Alignment of the jig works by continuously pressing the carriage part against the half dovetail on the operator side of the jig. This is done with a set of pinch rollers, which always pull the carriage towards the operator side and into the half dovetail rail on that side.

I couldn't find a suitable spring for spring loading the rollers, so I just used a thin piece of wood, with a block under it. I'm sure the thin piece of wood will eventually need replacing, but it's just a thin piece of maple, so that's no worry.

I mounted a big drawer handle to the operator side of the jig. The first time I used it, I realized I didn't have a good place to grab the jig to pull it back after making a cut. The handle in that position is a good place to grab, and it's far enough from where the blade goes through the jig to be safe.

In terms of safety, this jig is much safer than the typical way of cutting finger joints. The drawer handle, and the crank on the gear are about as close as one gets to the blade when cutting a set of fingers.

One of the first projects I built using this jig is some drawers for one of my workbenches. I made four drawers, and joined all the corners with box joints, which made for quite a lot of fingers to be cut. Most of these I cut with a stack of four boards in the jig at one time. The fourth photo in this article is actually of these boards being cut.

You may notice that the boards on top have the box joints cut quite deeply. They are the drawer fronts, using my super storng joints for drawers

A video of the jig in operation:

The biggest thing I made with this jig so far is this storage drawer:

The video is of me cutting the boards for this drawer on the jig. The boards are the maximum width that the jig can hold, and the maximum length I can put into it without hitting the ceiling in my workshop.
Version 2 (Improved version) of this jig

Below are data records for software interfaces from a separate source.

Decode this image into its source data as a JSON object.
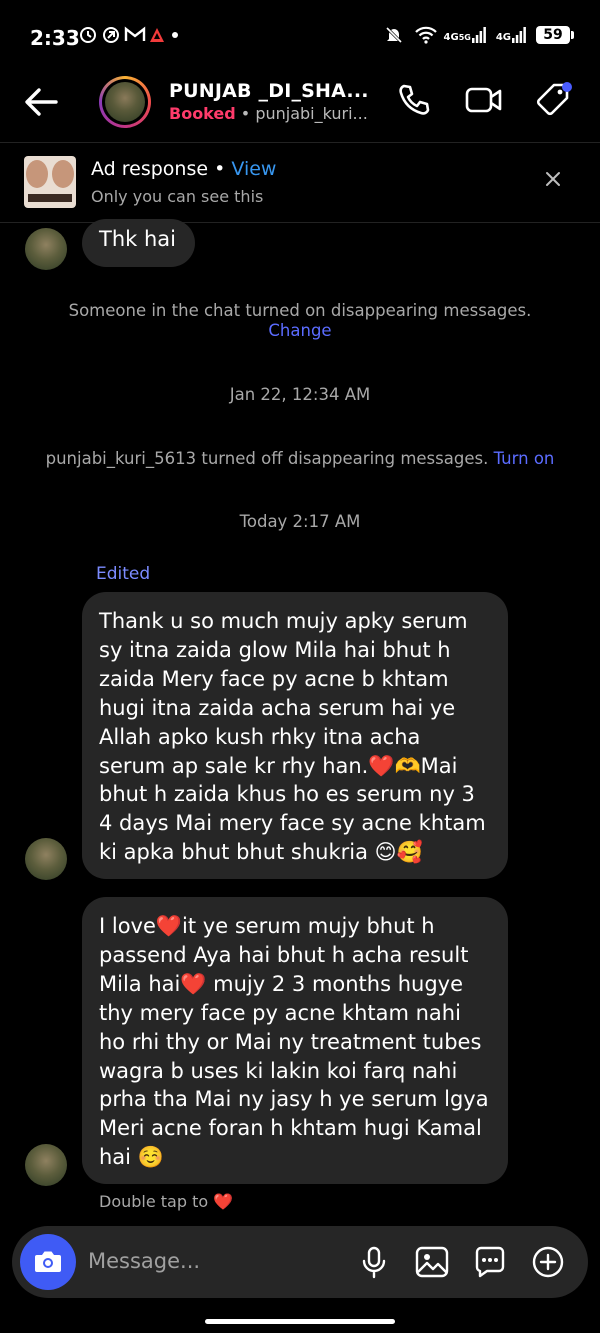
{
  "status_bar": {
    "time": "2:33",
    "network_1": "4G",
    "network_2": "4G",
    "network_1_suffix": "5G",
    "battery": "59"
  },
  "header": {
    "contact_name": "PUNJAB _DI_SHA...",
    "status": "Booked",
    "separator": " • ",
    "handle": "punjabi_kuri..."
  },
  "ad_response": {
    "title": "Ad response",
    "separator": " • ",
    "view_label": "View",
    "subtitle": "Only you can see this"
  },
  "messages": [
    {
      "text": "Thk hai"
    },
    {
      "text": "Thank u so much mujy apky serum sy itna zaida glow Mila hai bhut h zaida Mery face py acne b khtam hugi itna zaida acha serum hai ye Allah apko kush rhky itna acha serum ap sale kr rhy han.❤️🫶Mai bhut h zaida khus ho es serum ny 3 4 days Mai mery face sy acne khtam ki apka bhut bhut shukria 😊🥰"
    },
    {
      "text": "I love❤️it ye serum mujy bhut h passend Aya hai bhut h acha result Mila hai❤️ mujy 2 3 months hugye thy mery face py acne khtam nahi ho rhi thy or Mai ny treatment tubes wagra b uses ki lakin koi farq nahi prha tha Mai ny jasy h ye serum lgya Meri acne foran h khtam hugi Kamal hai ☺️"
    }
  ],
  "system": {
    "disappearing_on": "Someone in the chat turned on disappearing messages.",
    "change_label": "Change",
    "date_1": "Jan 22, 12:34 AM",
    "disappearing_off": "punjabi_kuri_5613 turned off disappearing messages.",
    "turn_on_label": "Turn on",
    "date_2": "Today 2:17 AM"
  },
  "edited_label": "Edited",
  "double_tap": "Double tap to ❤️",
  "composer": {
    "placeholder": "Message..."
  },
  "colors": {
    "background": "#000000",
    "bubble": "#262626",
    "booked": "#ff3b6b",
    "link": "#5b6cff",
    "camera_button": "#3f5bf5"
  },
  "icons": [
    "back-arrow-icon",
    "phone-icon",
    "video-call-icon",
    "tag-icon",
    "close-icon",
    "camera-icon",
    "microphone-icon",
    "gallery-icon",
    "sticker-icon",
    "plus-circle-icon"
  ]
}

building the box joint jig

More on box joints and other joints made with this jig